[EXERCISE INPUT Boundary: Start]

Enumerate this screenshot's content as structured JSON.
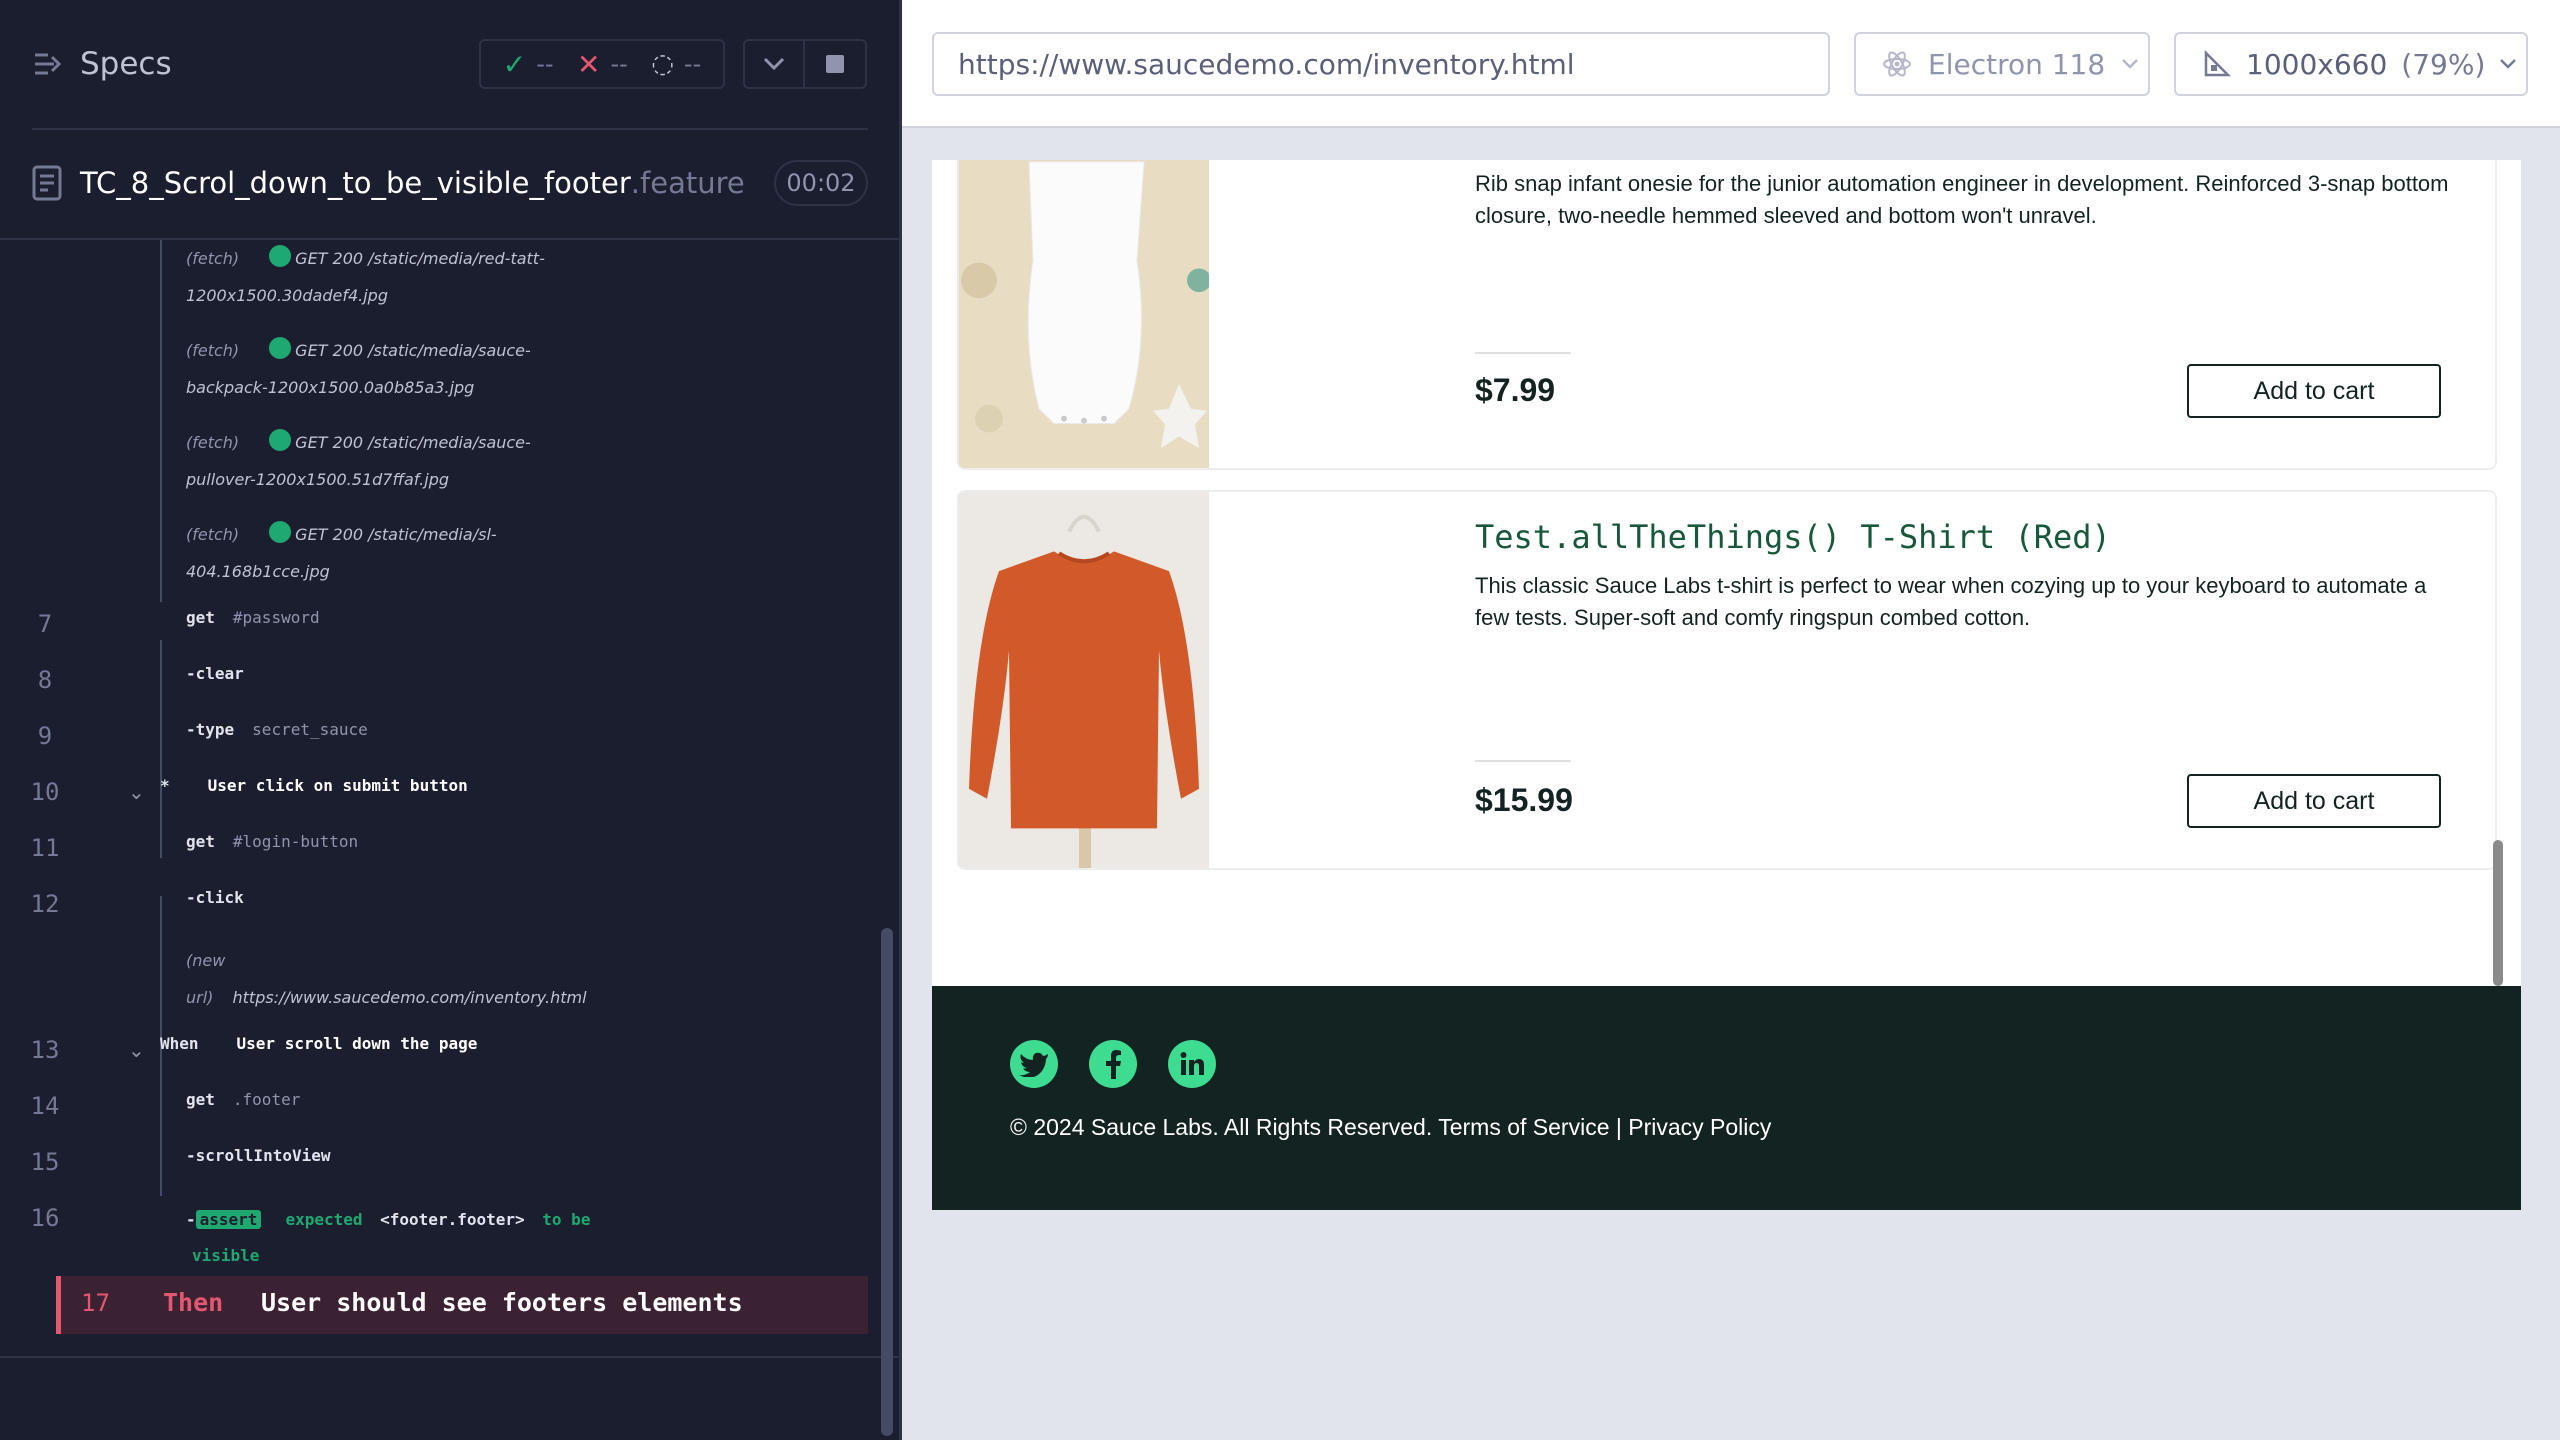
{
  "runner": {
    "specs_label": "Specs",
    "stats": {
      "passed": "--",
      "failed": "--",
      "pending": "--"
    },
    "spec": {
      "name": "TC_8_Scrol_down_to_be_visible_footer",
      "ext": ".feature",
      "duration": "00:02"
    }
  },
  "log": {
    "fetches": [
      {
        "line1_label": "(fetch)",
        "line1": "GET 200 /static/media/red-tatt-",
        "line2": "1200x1500.30dadef4.jpg"
      },
      {
        "line1_label": "(fetch)",
        "line1": "GET 200 /static/media/sauce-",
        "line2": "backpack-1200x1500.0a0b85a3.jpg"
      },
      {
        "line1_label": "(fetch)",
        "line1": "GET 200 /static/media/sauce-",
        "line2": "pullover-1200x1500.51d7ffaf.jpg"
      },
      {
        "line1_label": "(fetch)",
        "line1": "GET 200 /static/media/sl-",
        "line2": "404.168b1cce.jpg"
      }
    ],
    "line7": {
      "num": "7",
      "cmd": "get",
      "arg": "#password"
    },
    "line8": {
      "num": "8",
      "cmd": "-clear"
    },
    "line9": {
      "num": "9",
      "cmd": "-type",
      "arg": "secret_sauce"
    },
    "line10": {
      "num": "10",
      "keyword": "*",
      "text": "User click on submit button"
    },
    "line11": {
      "num": "11",
      "cmd": "get",
      "arg": "#login-button"
    },
    "line12": {
      "num": "12",
      "cmd": "-click"
    },
    "new_url": {
      "label1": "(new",
      "label2": "url)",
      "url": "https://www.saucedemo.com/inventory.html"
    },
    "line13": {
      "num": "13",
      "keyword": "When",
      "text": "User scroll down the page"
    },
    "line14": {
      "num": "14",
      "cmd": "get",
      "arg": ".footer"
    },
    "line15": {
      "num": "15",
      "cmd": "-scrollIntoView"
    },
    "line16": {
      "num": "16",
      "dash": "-",
      "badge": "assert",
      "expected": "expected",
      "subject": "<footer.footer>",
      "to_be": "to be",
      "visible": "visible"
    },
    "line17": {
      "num": "17",
      "keyword": "Then",
      "text": "User should see footers elements"
    }
  },
  "toolbar": {
    "url": "https://www.saucedemo.com/inventory.html",
    "browser": "Electron 118",
    "viewport": "1000x660",
    "viewport_pct": "(79%)"
  },
  "aut": {
    "items": [
      {
        "desc": "Rib snap infant onesie for the junior automation engineer in development. Reinforced 3-snap bottom closure, two-needle hemmed sleeved and bottom won't unravel.",
        "price": "$7.99",
        "button": "Add to cart"
      },
      {
        "title": "Test.allTheThings() T-Shirt (Red)",
        "desc": "This classic Sauce Labs t-shirt is perfect to wear when cozying up to your keyboard to automate a few tests. Super-soft and comfy ringspun combed cotton.",
        "price": "$15.99",
        "button": "Add to cart"
      }
    ],
    "footer": {
      "copyright": "© 2024 Sauce Labs. All Rights Reserved. Terms of Service | Privacy Policy",
      "social": [
        "twitter-icon",
        "facebook-icon",
        "linkedin-icon"
      ],
      "accent": "#3ddc91"
    }
  }
}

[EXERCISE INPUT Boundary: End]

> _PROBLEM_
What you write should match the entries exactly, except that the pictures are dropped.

> _PROBLEM SOLUTION_
Enumerate this screenshot's content as structured JSON.
{
  "runner": {
    "specs_label": "Specs",
    "stats": {
      "passed": "--",
      "failed": "--",
      "pending": "--"
    },
    "spec": {
      "name": "TC_8_Scrol_down_to_be_visible_footer",
      "ext": ".feature",
      "duration": "00:02"
    }
  },
  "log": {
    "fetches": [
      {
        "line1_label": "(fetch)",
        "line1": "GET 200 /static/media/red-tatt-",
        "line2": "1200x1500.30dadef4.jpg"
      },
      {
        "line1_label": "(fetch)",
        "line1": "GET 200 /static/media/sauce-",
        "line2": "backpack-1200x1500.0a0b85a3.jpg"
      },
      {
        "line1_label": "(fetch)",
        "line1": "GET 200 /static/media/sauce-",
        "line2": "pullover-1200x1500.51d7ffaf.jpg"
      },
      {
        "line1_label": "(fetch)",
        "line1": "GET 200 /static/media/sl-",
        "line2": "404.168b1cce.jpg"
      }
    ],
    "line7": {
      "num": "7",
      "cmd": "get",
      "arg": "#password"
    },
    "line8": {
      "num": "8",
      "cmd": "-clear"
    },
    "line9": {
      "num": "9",
      "cmd": "-type",
      "arg": "secret_sauce"
    },
    "line10": {
      "num": "10",
      "keyword": "*",
      "text": "User click on submit button"
    },
    "line11": {
      "num": "11",
      "cmd": "get",
      "arg": "#login-button"
    },
    "line12": {
      "num": "12",
      "cmd": "-click"
    },
    "new_url": {
      "label1": "(new",
      "label2": "url)",
      "url": "https://www.saucedemo.com/inventory.html"
    },
    "line13": {
      "num": "13",
      "keyword": "When",
      "text": "User scroll down the page"
    },
    "line14": {
      "num": "14",
      "cmd": "get",
      "arg": ".footer"
    },
    "line15": {
      "num": "15",
      "cmd": "-scrollIntoView"
    },
    "line16": {
      "num": "16",
      "dash": "-",
      "badge": "assert",
      "expected": "expected",
      "subject": "<footer.footer>",
      "to_be": "to be",
      "visible": "visible"
    },
    "line17": {
      "num": "17",
      "keyword": "Then",
      "text": "User should see footers elements"
    }
  },
  "toolbar": {
    "url": "https://www.saucedemo.com/inventory.html",
    "browser": "Electron 118",
    "viewport": "1000x660",
    "viewport_pct": "(79%)"
  },
  "aut": {
    "items": [
      {
        "desc": "Rib snap infant onesie for the junior automation engineer in development. Reinforced 3-snap bottom closure, two-needle hemmed sleeved and bottom won't unravel.",
        "price": "$7.99",
        "button": "Add to cart"
      },
      {
        "title": "Test.allTheThings() T-Shirt (Red)",
        "desc": "This classic Sauce Labs t-shirt is perfect to wear when cozying up to your keyboard to automate a few tests. Super-soft and comfy ringspun combed cotton.",
        "price": "$15.99",
        "button": "Add to cart"
      }
    ],
    "footer": {
      "copyright": "© 2024 Sauce Labs. All Rights Reserved. Terms of Service | Privacy Policy",
      "social": [
        "twitter-icon",
        "facebook-icon",
        "linkedin-icon"
      ],
      "accent": "#3ddc91"
    }
  }
}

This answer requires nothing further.